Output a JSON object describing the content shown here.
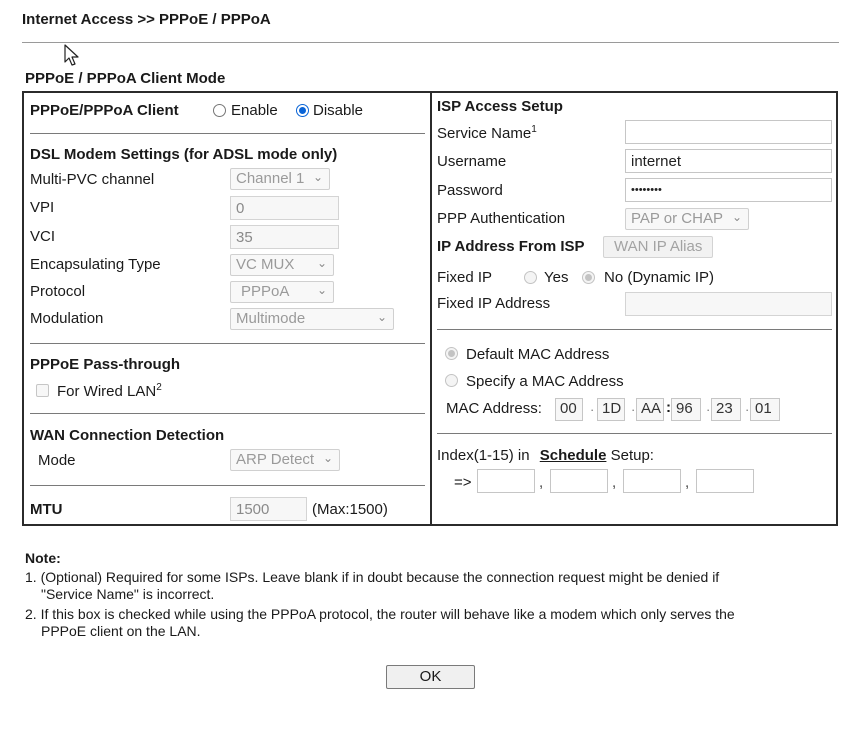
{
  "breadcrumb": "Internet Access >> PPPoE / PPPoA",
  "section_title": "PPPoE / PPPoA Client Mode",
  "left": {
    "client": {
      "label": "PPPoE/PPPoA Client",
      "enable_label": "Enable",
      "disable_label": "Disable",
      "selected": "Disable"
    },
    "dsl": {
      "title": "DSL Modem Settings (for ADSL mode only)",
      "multi_pvc_label": "Multi-PVC channel",
      "multi_pvc_value": "Channel 1",
      "vpi_label": "VPI",
      "vpi_value": "0",
      "vci_label": "VCI",
      "vci_value": "35",
      "encap_label": "Encapsulating Type",
      "encap_value": "VC MUX",
      "protocol_label": "Protocol",
      "protocol_value": "PPPoA",
      "modulation_label": "Modulation",
      "modulation_value": "Multimode"
    },
    "passthrough": {
      "title": "PPPoE Pass-through",
      "wired_lan_label": "For Wired LAN",
      "wired_lan_sup": "2",
      "checked": false
    },
    "wan_detect": {
      "title": "WAN Connection Detection",
      "mode_label": "Mode",
      "mode_value": "ARP Detect"
    },
    "mtu": {
      "label": "MTU",
      "value": "1500",
      "hint": "(Max:1500)"
    }
  },
  "right": {
    "isp": {
      "title": "ISP Access Setup",
      "service_name_label": "Service Name",
      "service_name_sup": "1",
      "service_name_value": "",
      "username_label": "Username",
      "username_value": "internet",
      "password_label": "Password",
      "password_value": "••••••••",
      "auth_label": "PPP Authentication",
      "auth_value": "PAP or CHAP"
    },
    "ip": {
      "title": "IP Address From ISP",
      "wan_alias_button": "WAN IP Alias",
      "fixed_ip_label": "Fixed IP",
      "yes_label": "Yes",
      "no_label": "No (Dynamic IP)",
      "selected": "No (Dynamic IP)",
      "fixed_ip_address_label": "Fixed IP Address",
      "fixed_ip_address_value": ""
    },
    "mac": {
      "default_label": "Default MAC Address",
      "specify_label": "Specify a MAC Address",
      "selected": "Default MAC Address",
      "address_label": "MAC Address:",
      "octets": [
        "00",
        "1D",
        "AA",
        "96",
        "23",
        "01"
      ]
    },
    "schedule": {
      "prefix": "Index(1-15) in",
      "link": "Schedule",
      "suffix": "Setup:",
      "arrow": "=>",
      "values": [
        "",
        "",
        "",
        ""
      ]
    }
  },
  "note": {
    "title": "Note:",
    "items": [
      "1. (Optional) Required for some ISPs. Leave blank if in doubt because the connection request might be denied if",
      "\"Service Name\" is incorrect.",
      "2. If this box is checked while using the PPPoA protocol, the router will behave like a modem which only serves the",
      "PPPoE client on the LAN."
    ]
  },
  "ok_button": "OK"
}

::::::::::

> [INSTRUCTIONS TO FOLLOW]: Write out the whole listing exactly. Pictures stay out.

> [ANSWER SECTION]:
Output a JSON object describing the content shown here.
{
  "breadcrumb": "Internet Access >> PPPoE / PPPoA",
  "section_title": "PPPoE / PPPoA Client Mode",
  "left": {
    "client": {
      "label": "PPPoE/PPPoA Client",
      "enable_label": "Enable",
      "disable_label": "Disable",
      "selected": "Disable"
    },
    "dsl": {
      "title": "DSL Modem Settings (for ADSL mode only)",
      "multi_pvc_label": "Multi-PVC channel",
      "multi_pvc_value": "Channel 1",
      "vpi_label": "VPI",
      "vpi_value": "0",
      "vci_label": "VCI",
      "vci_value": "35",
      "encap_label": "Encapsulating Type",
      "encap_value": "VC MUX",
      "protocol_label": "Protocol",
      "protocol_value": "PPPoA",
      "modulation_label": "Modulation",
      "modulation_value": "Multimode"
    },
    "passthrough": {
      "title": "PPPoE Pass-through",
      "wired_lan_label": "For Wired LAN",
      "wired_lan_sup": "2",
      "checked": false
    },
    "wan_detect": {
      "title": "WAN Connection Detection",
      "mode_label": "Mode",
      "mode_value": "ARP Detect"
    },
    "mtu": {
      "label": "MTU",
      "value": "1500",
      "hint": "(Max:1500)"
    }
  },
  "right": {
    "isp": {
      "title": "ISP Access Setup",
      "service_name_label": "Service Name",
      "service_name_sup": "1",
      "service_name_value": "",
      "username_label": "Username",
      "username_value": "internet",
      "password_label": "Password",
      "password_value": "••••••••",
      "auth_label": "PPP Authentication",
      "auth_value": "PAP or CHAP"
    },
    "ip": {
      "title": "IP Address From ISP",
      "wan_alias_button": "WAN IP Alias",
      "fixed_ip_label": "Fixed IP",
      "yes_label": "Yes",
      "no_label": "No (Dynamic IP)",
      "selected": "No (Dynamic IP)",
      "fixed_ip_address_label": "Fixed IP Address",
      "fixed_ip_address_value": ""
    },
    "mac": {
      "default_label": "Default MAC Address",
      "specify_label": "Specify a MAC Address",
      "selected": "Default MAC Address",
      "address_label": "MAC Address:",
      "octets": [
        "00",
        "1D",
        "AA",
        "96",
        "23",
        "01"
      ]
    },
    "schedule": {
      "prefix": "Index(1-15) in",
      "link": "Schedule",
      "suffix": "Setup:",
      "arrow": "=>",
      "values": [
        "",
        "",
        "",
        ""
      ]
    }
  },
  "note": {
    "title": "Note:",
    "items": [
      "1. (Optional) Required for some ISPs. Leave blank if in doubt because the connection request might be denied if",
      "\"Service Name\" is incorrect.",
      "2. If this box is checked while using the PPPoA protocol, the router will behave like a modem which only serves the",
      "PPPoE client on the LAN."
    ]
  },
  "ok_button": "OK"
}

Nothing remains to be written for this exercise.